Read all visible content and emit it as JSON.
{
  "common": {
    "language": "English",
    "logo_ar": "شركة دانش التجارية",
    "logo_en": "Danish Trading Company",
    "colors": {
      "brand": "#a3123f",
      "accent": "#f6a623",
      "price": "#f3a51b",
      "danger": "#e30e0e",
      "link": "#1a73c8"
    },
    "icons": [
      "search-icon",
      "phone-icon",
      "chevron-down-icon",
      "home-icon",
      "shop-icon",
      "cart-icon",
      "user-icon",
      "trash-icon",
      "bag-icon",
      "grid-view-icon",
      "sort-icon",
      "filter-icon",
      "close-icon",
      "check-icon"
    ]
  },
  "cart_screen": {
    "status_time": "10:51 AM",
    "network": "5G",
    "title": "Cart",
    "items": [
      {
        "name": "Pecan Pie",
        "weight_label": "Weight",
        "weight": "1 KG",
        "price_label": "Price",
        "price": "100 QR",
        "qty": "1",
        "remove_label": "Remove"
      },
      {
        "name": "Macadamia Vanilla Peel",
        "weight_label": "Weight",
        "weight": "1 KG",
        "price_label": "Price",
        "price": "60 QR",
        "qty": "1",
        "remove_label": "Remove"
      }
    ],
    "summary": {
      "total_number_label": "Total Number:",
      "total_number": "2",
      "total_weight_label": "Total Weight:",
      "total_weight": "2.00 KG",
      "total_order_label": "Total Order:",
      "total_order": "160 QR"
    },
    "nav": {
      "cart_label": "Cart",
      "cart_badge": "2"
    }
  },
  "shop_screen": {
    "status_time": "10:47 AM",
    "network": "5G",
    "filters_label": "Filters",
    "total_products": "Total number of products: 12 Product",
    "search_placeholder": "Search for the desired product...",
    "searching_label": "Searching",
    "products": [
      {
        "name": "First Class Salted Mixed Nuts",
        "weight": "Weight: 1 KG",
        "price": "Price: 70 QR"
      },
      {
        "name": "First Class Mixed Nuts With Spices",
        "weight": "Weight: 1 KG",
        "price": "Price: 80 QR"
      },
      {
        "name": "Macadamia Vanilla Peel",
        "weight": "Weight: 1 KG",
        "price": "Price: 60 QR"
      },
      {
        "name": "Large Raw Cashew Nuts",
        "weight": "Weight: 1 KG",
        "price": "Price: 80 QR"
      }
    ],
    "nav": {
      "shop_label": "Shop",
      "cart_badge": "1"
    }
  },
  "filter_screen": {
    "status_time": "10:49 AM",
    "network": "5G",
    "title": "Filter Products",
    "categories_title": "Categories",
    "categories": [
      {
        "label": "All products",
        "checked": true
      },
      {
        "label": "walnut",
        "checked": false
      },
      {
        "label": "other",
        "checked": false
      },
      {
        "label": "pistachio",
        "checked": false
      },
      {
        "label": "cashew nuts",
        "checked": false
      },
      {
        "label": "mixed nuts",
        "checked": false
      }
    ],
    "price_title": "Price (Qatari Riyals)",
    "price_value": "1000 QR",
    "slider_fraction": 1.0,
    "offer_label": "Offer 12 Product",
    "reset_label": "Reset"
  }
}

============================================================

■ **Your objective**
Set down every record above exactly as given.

■ **Solution for this task**
Read all visible content and emit it as JSON.
{
  "common": {
    "language": "English",
    "logo_ar": "شركة دانش التجارية",
    "logo_en": "Danish Trading Company",
    "colors": {
      "brand": "#a3123f",
      "accent": "#f6a623",
      "price": "#f3a51b",
      "danger": "#e30e0e",
      "link": "#1a73c8"
    },
    "icons": [
      "search-icon",
      "phone-icon",
      "chevron-down-icon",
      "home-icon",
      "shop-icon",
      "cart-icon",
      "user-icon",
      "trash-icon",
      "bag-icon",
      "grid-view-icon",
      "sort-icon",
      "filter-icon",
      "close-icon",
      "check-icon"
    ]
  },
  "cart_screen": {
    "status_time": "10:51 AM",
    "network": "5G",
    "title": "Cart",
    "items": [
      {
        "name": "Pecan Pie",
        "weight_label": "Weight",
        "weight": "1 KG",
        "price_label": "Price",
        "price": "100 QR",
        "qty": "1",
        "remove_label": "Remove"
      },
      {
        "name": "Macadamia Vanilla Peel",
        "weight_label": "Weight",
        "weight": "1 KG",
        "price_label": "Price",
        "price": "60 QR",
        "qty": "1",
        "remove_label": "Remove"
      }
    ],
    "summary": {
      "total_number_label": "Total Number:",
      "total_number": "2",
      "total_weight_label": "Total Weight:",
      "total_weight": "2.00 KG",
      "total_order_label": "Total Order:",
      "total_order": "160 QR"
    },
    "nav": {
      "cart_label": "Cart",
      "cart_badge": "2"
    }
  },
  "shop_screen": {
    "status_time": "10:47 AM",
    "network": "5G",
    "filters_label": "Filters",
    "total_products": "Total number of products: 12 Product",
    "search_placeholder": "Search for the desired product...",
    "searching_label": "Searching",
    "products": [
      {
        "name": "First Class Salted Mixed Nuts",
        "weight": "Weight: 1 KG",
        "price": "Price: 70 QR"
      },
      {
        "name": "First Class Mixed Nuts With Spices",
        "weight": "Weight: 1 KG",
        "price": "Price: 80 QR"
      },
      {
        "name": "Macadamia Vanilla Peel",
        "weight": "Weight: 1 KG",
        "price": "Price: 60 QR"
      },
      {
        "name": "Large Raw Cashew Nuts",
        "weight": "Weight: 1 KG",
        "price": "Price: 80 QR"
      }
    ],
    "nav": {
      "shop_label": "Shop",
      "cart_badge": "1"
    }
  },
  "filter_screen": {
    "status_time": "10:49 AM",
    "network": "5G",
    "title": "Filter Products",
    "categories_title": "Categories",
    "categories": [
      {
        "label": "All products",
        "checked": true
      },
      {
        "label": "walnut",
        "checked": false
      },
      {
        "label": "other",
        "checked": false
      },
      {
        "label": "pistachio",
        "checked": false
      },
      {
        "label": "cashew nuts",
        "checked": false
      },
      {
        "label": "mixed nuts",
        "checked": false
      }
    ],
    "price_title": "Price (Qatari Riyals)",
    "price_value": "1000 QR",
    "slider_fraction": 1.0,
    "offer_label": "Offer 12 Product",
    "reset_label": "Reset"
  }
}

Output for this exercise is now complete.